While many may see above-ground pools as a cheaper alternative – or a less permanent option – to an in-ground swimming pool, these pools carry serious risks. Some of the risks are the same as any in-ground pool, including the risk of drowning or hitting your head on the edge or bottom of the pool.

Other risks are more a part of the pool’s construction. First, since most above-ground pools stand at around 52-54 inches high (4 1/3-4 1/2 feet), it may be difficult to reach into the pool. In in-ground pools, people can reach or jump into the pool to assist swimmers who need help or begin drowning. In an above-ground pool, you likely need to climb the ladder, then enter the pool to reach those in need of help. These precious seconds could mean the difference between recovery and brain damage during a drowning. It may then be difficult to hoist the swimmer out of the pool to safety.

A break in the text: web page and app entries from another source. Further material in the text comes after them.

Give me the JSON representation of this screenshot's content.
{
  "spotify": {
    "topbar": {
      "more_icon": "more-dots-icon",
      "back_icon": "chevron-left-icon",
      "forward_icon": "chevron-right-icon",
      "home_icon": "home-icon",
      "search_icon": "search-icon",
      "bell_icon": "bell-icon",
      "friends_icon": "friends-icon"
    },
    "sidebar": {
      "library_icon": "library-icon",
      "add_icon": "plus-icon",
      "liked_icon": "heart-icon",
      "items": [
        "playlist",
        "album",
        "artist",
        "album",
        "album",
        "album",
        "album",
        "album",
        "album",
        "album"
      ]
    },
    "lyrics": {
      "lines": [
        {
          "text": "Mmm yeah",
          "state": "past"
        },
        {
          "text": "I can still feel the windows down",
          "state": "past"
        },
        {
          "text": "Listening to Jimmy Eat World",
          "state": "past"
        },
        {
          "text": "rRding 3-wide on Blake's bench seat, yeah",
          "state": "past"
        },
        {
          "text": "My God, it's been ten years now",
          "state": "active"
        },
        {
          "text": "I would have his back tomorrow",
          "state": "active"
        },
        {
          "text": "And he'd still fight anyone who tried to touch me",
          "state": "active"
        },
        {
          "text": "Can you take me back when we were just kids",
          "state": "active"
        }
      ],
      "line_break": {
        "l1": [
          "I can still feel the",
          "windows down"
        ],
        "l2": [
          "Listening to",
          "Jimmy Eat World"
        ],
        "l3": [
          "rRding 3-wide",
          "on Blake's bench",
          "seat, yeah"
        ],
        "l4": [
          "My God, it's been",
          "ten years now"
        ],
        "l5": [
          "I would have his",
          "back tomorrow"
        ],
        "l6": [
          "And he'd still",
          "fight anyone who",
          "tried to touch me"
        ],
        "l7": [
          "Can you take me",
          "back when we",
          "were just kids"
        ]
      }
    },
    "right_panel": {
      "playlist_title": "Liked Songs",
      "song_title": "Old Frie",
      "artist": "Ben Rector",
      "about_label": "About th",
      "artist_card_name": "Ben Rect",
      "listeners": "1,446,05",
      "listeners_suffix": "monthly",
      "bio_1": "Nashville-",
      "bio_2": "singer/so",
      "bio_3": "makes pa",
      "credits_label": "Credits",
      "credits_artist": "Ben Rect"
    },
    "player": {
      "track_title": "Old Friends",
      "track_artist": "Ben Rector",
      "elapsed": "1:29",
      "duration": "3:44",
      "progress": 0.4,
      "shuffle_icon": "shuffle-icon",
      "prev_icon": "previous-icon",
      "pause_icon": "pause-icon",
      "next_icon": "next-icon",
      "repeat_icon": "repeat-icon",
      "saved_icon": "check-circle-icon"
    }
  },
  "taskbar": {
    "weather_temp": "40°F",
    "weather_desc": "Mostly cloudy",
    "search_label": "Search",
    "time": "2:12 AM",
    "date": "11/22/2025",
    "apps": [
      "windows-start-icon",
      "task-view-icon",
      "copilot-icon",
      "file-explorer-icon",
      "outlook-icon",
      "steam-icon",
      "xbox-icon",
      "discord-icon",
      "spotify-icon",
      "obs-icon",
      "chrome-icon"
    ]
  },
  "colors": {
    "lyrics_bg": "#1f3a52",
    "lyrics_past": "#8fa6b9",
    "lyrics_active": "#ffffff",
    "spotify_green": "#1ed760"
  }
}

One of the most common problems with above-ground pools is wall failure. For many inflatable or temporary above-ground pools, the issue comes from walls that get punctured or pierced. A small hole can easily become a large tear, and the water in the pool can rush out. In these pools, people may also try to enter the pool by climbing up the wall. If the wall dips too low, the water may rush over the edge and continue to push out of the pool, collapsing the wall further.

With permanent walls, the risk of wall failure still exists. If the walls were improperly assembled, poorly designed, or contain some flaw, they could easily collapse from the force of the water they hold. Alternatively, if swimmer hang on the wall – from the inside or the outside – they could accidentally pull the wall down. With most ladders mounted on the outside wall of the pool, this could even occur through normal use of the latter if there is too much stress on the wall.

Above-Ground Swimming Pool Injuries

The risks of drowning are commonly known, but readers may not understand the serious effects that occur even in non-deadly drownings. While death by drowning is one of the most common causes of accidental death, it can cause non-fatal injuries as well. The chest pain from breathing water may only be the beginning. Every second that your brain goes without oxygen creates additional risk of permanent brain damage from hypoxia.

While the idea of riding the water that floods out of a collapsing pool may be the topic of dozens of online videos, and may seem fun, it can also cause serious injuries for swimmers and bystanders. The water contained in a large above-ground pool can be over 25,000 gallons of water. This means over 208,500 pounds of water rushing out of the pool at high speed. A puncture or tear in a plastic wall, or the collapse or failure of a wooden wall, could direct this water flow toward bystanders or swimmers near the pool. Those in the pool could also be pushed out.

This water is difficult to predict, and could easily push people to the ground, push them into other objects, push them into each other, or keep them submerged by the current. While this can increase the risk of drowning, it also increases the risk of blunt-force injuries, cuts, scrapes, and broken bones. Being suddenly forced to the ground by a torrent of water can mean hitting your head and suffering traumatic brain injury, falling on your back or neck and suffering spinal cord injuries, or suffering dozens of other injuries, from cuts and scrapes to pulled ligaments and broken bones.

Dallas Above-Ground Pool Injury Lawyers

If you or a loved one was injured in an accident involving a defective above-ground pool in Texas, talk to an Arlington, TX personal injury lawyer today. The Dallas personal injury lawyers at The Queenan Law Firm may be able to take your case and help you recover compensation for your injuries from the pool manufacturers. For a free consultation on your case, call (817) 476-1797 today.